▶ Data extract:
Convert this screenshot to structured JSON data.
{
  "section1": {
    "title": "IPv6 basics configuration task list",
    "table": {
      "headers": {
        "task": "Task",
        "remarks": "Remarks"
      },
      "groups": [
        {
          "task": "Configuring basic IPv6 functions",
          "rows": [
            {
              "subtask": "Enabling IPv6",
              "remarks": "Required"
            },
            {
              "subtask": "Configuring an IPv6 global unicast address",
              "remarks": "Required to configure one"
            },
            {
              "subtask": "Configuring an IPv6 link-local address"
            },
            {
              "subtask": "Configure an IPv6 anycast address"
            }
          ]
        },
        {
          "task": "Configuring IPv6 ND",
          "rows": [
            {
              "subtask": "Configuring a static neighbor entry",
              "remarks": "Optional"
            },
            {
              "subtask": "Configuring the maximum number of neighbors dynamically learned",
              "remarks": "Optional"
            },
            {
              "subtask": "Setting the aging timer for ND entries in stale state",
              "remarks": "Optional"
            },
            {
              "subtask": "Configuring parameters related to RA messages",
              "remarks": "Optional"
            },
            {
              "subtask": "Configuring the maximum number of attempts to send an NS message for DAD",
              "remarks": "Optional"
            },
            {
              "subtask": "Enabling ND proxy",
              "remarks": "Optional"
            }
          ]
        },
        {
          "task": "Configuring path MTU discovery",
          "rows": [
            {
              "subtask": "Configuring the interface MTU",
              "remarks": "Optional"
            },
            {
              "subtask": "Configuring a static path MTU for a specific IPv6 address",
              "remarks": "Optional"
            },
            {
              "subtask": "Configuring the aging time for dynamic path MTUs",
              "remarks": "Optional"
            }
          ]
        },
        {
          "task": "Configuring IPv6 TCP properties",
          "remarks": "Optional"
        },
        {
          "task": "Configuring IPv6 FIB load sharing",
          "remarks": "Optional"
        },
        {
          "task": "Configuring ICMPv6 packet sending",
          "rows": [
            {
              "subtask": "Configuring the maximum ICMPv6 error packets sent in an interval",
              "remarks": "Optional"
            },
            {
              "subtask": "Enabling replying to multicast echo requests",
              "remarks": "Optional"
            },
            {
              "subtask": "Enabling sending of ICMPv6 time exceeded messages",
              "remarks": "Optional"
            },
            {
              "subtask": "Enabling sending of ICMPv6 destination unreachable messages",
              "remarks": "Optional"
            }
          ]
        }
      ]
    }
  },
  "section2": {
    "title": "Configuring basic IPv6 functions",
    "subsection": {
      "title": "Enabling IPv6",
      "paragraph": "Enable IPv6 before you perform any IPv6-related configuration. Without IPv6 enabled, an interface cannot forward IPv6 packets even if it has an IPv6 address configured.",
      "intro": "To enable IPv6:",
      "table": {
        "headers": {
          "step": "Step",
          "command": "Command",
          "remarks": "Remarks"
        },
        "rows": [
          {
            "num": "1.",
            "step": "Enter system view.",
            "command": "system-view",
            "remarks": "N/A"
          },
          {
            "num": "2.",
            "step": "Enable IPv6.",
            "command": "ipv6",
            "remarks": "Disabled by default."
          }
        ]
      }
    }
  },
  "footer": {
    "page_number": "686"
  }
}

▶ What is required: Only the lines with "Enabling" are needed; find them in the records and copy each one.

▶ Task solution:
              "subtask": "Enabling IPv6",
              "subtask": "Enabling ND proxy",
              "subtask": "Enabling replying to multicast echo requests",
              "subtask": "Enabling sending of ICMPv6 time exceeded messages",
              "subtask": "Enabling sending of ICMPv6 destination unreachable messages",
      "title": "Enabling IPv6",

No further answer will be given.